------ EXERCISE INPUT ------

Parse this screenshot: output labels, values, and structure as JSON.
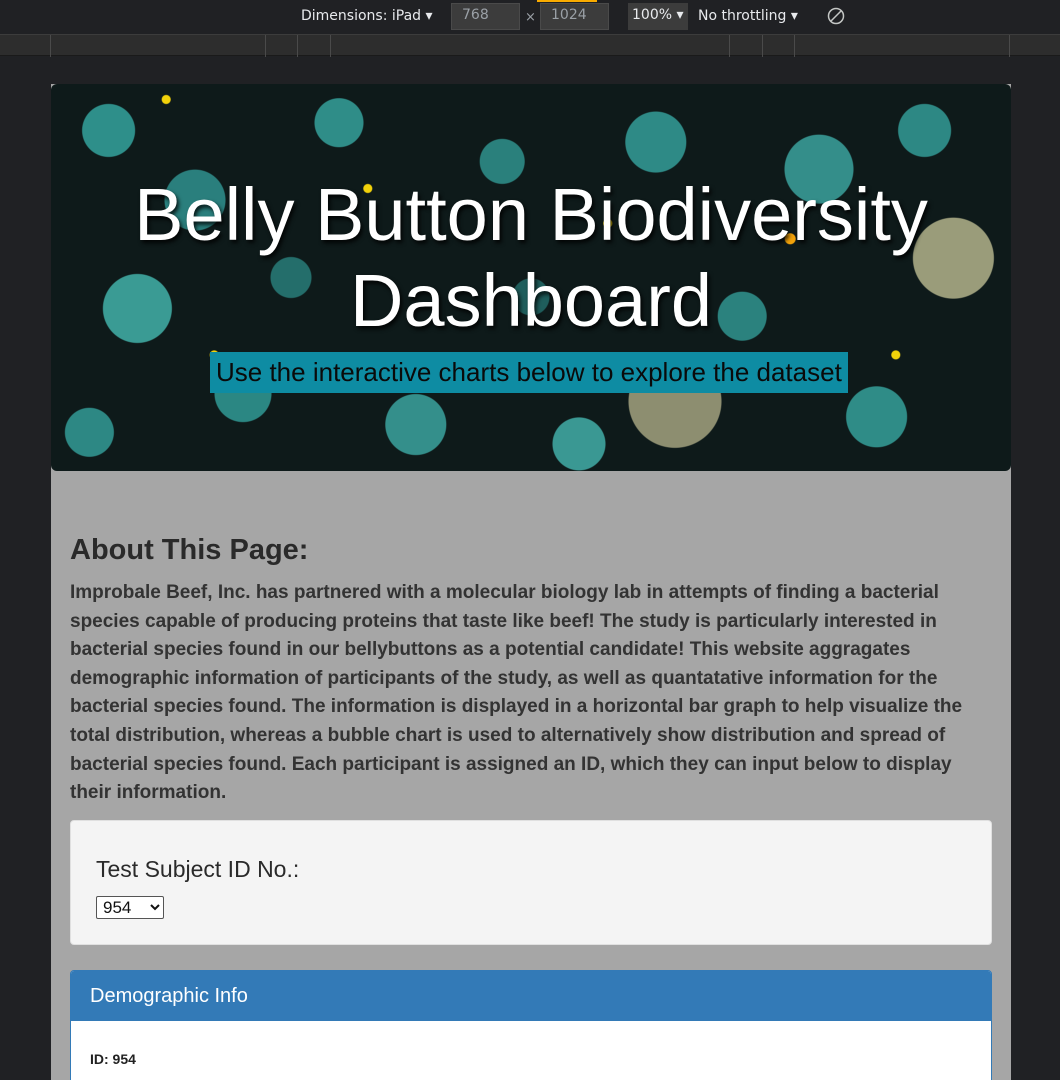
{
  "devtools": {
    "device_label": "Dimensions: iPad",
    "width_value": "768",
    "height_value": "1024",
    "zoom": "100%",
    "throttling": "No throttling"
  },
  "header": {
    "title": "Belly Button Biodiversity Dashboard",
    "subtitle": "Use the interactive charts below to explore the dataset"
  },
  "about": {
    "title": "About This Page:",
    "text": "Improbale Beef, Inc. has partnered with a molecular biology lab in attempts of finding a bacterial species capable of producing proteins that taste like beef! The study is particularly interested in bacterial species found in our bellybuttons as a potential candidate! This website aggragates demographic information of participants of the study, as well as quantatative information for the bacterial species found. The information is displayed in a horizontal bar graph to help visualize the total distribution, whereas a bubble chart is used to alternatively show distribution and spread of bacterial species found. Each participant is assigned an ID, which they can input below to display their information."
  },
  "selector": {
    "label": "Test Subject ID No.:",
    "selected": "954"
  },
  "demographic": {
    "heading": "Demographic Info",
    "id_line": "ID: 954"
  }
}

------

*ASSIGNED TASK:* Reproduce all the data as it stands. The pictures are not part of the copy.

*ANSWER BELOW:*
Parse this screenshot: output labels, values, and structure as JSON.
{
  "devtools": {
    "device_label": "Dimensions: iPad",
    "width_value": "768",
    "height_value": "1024",
    "zoom": "100%",
    "throttling": "No throttling"
  },
  "header": {
    "title": "Belly Button Biodiversity Dashboard",
    "subtitle": "Use the interactive charts below to explore the dataset"
  },
  "about": {
    "title": "About This Page:",
    "text": "Improbale Beef, Inc. has partnered with a molecular biology lab in attempts of finding a bacterial species capable of producing proteins that taste like beef! The study is particularly interested in bacterial species found in our bellybuttons as a potential candidate! This website aggragates demographic information of participants of the study, as well as quantatative information for the bacterial species found. The information is displayed in a horizontal bar graph to help visualize the total distribution, whereas a bubble chart is used to alternatively show distribution and spread of bacterial species found. Each participant is assigned an ID, which they can input below to display their information."
  },
  "selector": {
    "label": "Test Subject ID No.:",
    "selected": "954"
  },
  "demographic": {
    "heading": "Demographic Info",
    "id_line": "ID: 954"
  }
}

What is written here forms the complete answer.